In light of this, the assimilation, usage and acceptance of alternative medicine, more so, acupuncture in modern medical practices geared towards the development of an effective holistic medical model assumes that alternative and contemporary medicine succeeds in being integrated in medical learning curriculums since acupuncture is widely recognized by the British Medical Association. Hence, medical Practitioner’s in the UK who are already practicing alternative medicine can be perceived as mediators between public demand for treatment and evidence based approach towards the provision of medical services.

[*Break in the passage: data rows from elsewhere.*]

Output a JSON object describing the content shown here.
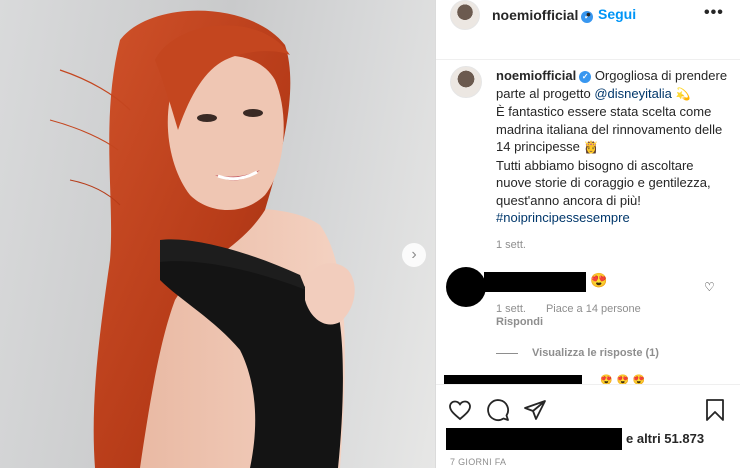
{
  "post": {
    "username": "noemiofficial",
    "verified_icon": "verified-badge-icon",
    "separator": "•",
    "follow_label": "Segui",
    "more_icon": "•••"
  },
  "caption": {
    "username": "noemiofficial",
    "line1": "Orgogliosa di prendere parte al progetto",
    "mention": "@disneyitalia",
    "emoji1": "💫",
    "line2": "È fantastico essere stata scelta come madrina italiana del rinnovamento delle 14 principesse",
    "emoji2": "👸",
    "line3": "Tutti abbiamo bisogno di ascoltare nuove storie di coraggio e gentilezza, quest'anno ancora di più!",
    "hashtag": "#noiprincipessesempre",
    "time": "1 sett."
  },
  "comment": {
    "emoji": "😍",
    "time": "1 sett.",
    "likes": "Piace a 14 persone",
    "reply_label": "Rispondi",
    "view_replies_label": "Visualizza le risposte (1)",
    "faded_emojis": "😍😍😍"
  },
  "footer": {
    "likes_text": "e altri 51.873",
    "date": "7 GIORNI FA"
  },
  "carousel": {
    "next_icon": "›"
  },
  "colors": {
    "accent": "#0095f6",
    "verified": "#3897f0",
    "hair": "#c4461f",
    "muted": "#8e8e8e"
  }
}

As a result, it is inevitable that social and economic pressures will drive a significant percentage of patients to seek alternative and contemporary medicine. Consequently, acupuncture has been widely accepted in the UK especially in instances where conventional medicine has failed to offer relief or is incapable of sufficiently addressing the patient’s health condition. Therefore in order to mitigate these issues a significant number of hospitals in the UK have integrated acupuncture into their medical practices with the help of the Foundation for Integrated Medicine (National Center for Complementary and Alternative Medicine, 2012)
While a holistic approach is critical towards the provision of health care is beneficial, increased input into qualitative research in respect to acupuncture is required. Meanwhile, a critical evaluation towards acupuncture’s integration into medical learning curriculums is needed. These will enable medical Practitioner’s in the UK to appreciate the vital contributions of alternative and contemporary medicine; while developing medical paradigms that are holistic in nature.
Alternative medicine contributes to a large extent to the general health care of a significant number of people in the United Kingdom. The widespread use of acupuncture and belief in its effectiveness makes it a formidable resource that cannot be ignored. Acupuncture is a valuable contributor to the health care of a large percentage of individuals across the social and economic divide (Leung and Cheng, 2004). The studies conducted are conclusive proof to this fact; where the effectiveness of acupuncture in treating pain and other ailments is evident. Though, it has its shortcomings it is clear that its benefits are tremendous. Therefore, the claims of alternative medicine in regard to the viability of acupuncture as a means of treating ailments and relieving pain are true and accurate.
The benefits accruing from acupuncture are significant to the United Kingdom population given their economic disparity. Acupuncture is a low cost form of treatment and does not require a lot of financial resources. Its effectiveness in treating ailments that arise as a result of using modern medicine makes it a valuable resource. The National Health Service and the government should allocate more resources into the research and training of acupuncture techniques and methodologies. The contributions of acupuncture in the United Kingdom afford it attention and significant appreciation.
Although a significant number of people approve the use of acupuncture as an alternative medicine, there are those who do not believe in its practice. Their argument is that the use of needles on the basis of correcting life energy in individuals is a farce and has no scientific basis; therefore, there is no proof of acupuncture's effectiveness. They believe that only modern medicine can offer quality health care. Its practice is not scientific; therefore, the results arising from the use of Chinese medicine are not quantifiable and no relevant reliance to the health industry.